There are two books that were recently published, both of which address a growing societal problem here in the US. The two books are “The Splintering of the American Mind” by William Egginton, and “The Coddling of the American Mind” by Greg Lukianoff and Jonathan Haidt. Both use slightly different language to address the unfortunate loss of the “commons” – that is, the principle that although we may have our differences, ultimately, we all belong to the same country and share in its most fundamental principles. This has been the bedrock of the United States since its conception.
What each author notes, however, is that in a significant way, there may not even be any such thing as “being an American” anymore. Rather, we appear to have become “Balkanized” or splintered into a myriad of tightly circumscribed, oppositional subgroups (or “tribes” if you will) sharply divided along racial, socio-economic, gender, ability/disability and other lines.
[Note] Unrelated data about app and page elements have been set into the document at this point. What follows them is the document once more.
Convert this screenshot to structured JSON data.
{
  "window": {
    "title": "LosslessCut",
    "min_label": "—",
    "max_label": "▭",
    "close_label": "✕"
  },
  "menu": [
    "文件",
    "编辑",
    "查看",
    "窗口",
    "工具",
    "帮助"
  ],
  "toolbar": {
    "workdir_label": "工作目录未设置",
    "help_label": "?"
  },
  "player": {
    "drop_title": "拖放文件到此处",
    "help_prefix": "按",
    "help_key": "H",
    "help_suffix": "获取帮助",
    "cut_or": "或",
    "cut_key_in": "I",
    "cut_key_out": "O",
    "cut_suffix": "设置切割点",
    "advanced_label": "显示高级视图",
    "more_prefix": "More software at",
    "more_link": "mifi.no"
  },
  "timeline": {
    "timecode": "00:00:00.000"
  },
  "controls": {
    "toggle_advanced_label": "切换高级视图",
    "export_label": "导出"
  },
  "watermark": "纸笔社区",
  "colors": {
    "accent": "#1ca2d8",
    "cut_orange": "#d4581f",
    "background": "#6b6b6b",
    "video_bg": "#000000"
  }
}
It’s a fracturing and perhaps demolishing of what used to be the American commons or shared identity.
Further, the book authors discuss the iGen’s (the generation following the Millennials) obsession with “emotional safety”, meaning that they are used to being hyper-protected from life’s difficulties, hurts, and differences of belief and opinion. They are hyper-sensitive to perceived “trauma”, which has become nearly synonymous with any and all emotional discomfort, hurt or pain, no matter how small or trivial. That is the “coddling” of the mind the book authors address.
This focus on pervasive (but ultimately trivial) emotional wounding (“trauma”) has even extended itself to the extent of being hurt by someone else’s inadvertent use of language deemed as offensive by the “traumatized” party. The basic problem here is that these societal developments have made it enormously difficult to carry on with any kind of discourse that may potentially become conflictual (and thus “traumatizing”). We remain in our protective bubbles or confirmatory tribes, unwilling and/or unable to reach across the ultimately small differences to discover our shared humanity and shared American-ness.
Finally, “When adult-supervised activities crowd out free play, children are less likely to develop the art of association,” Lukianoff and Haidt write, along with other social skills central to the making of good citizens capable of healthy compromise. Worse, the consequences of a generation unable or disinclined to engage with ideas and interlocutors that make them uncomfortable are dire for society.
Here at Ballibay Arts Camp, we work against this trend directly, by having lots of unsupervised play and lots of conversations to work things out. Young people have the opportunity – indeed the necessity – of developing the “art of association” and the other social skills “central to the making of good citizens capable of healthy compromise.” Paradoxically, we create a safe space to have dialogue and discomfort coexist, and to “neither play down nor fetishize identity grievances.” We accept diversity as simply different facets of being human.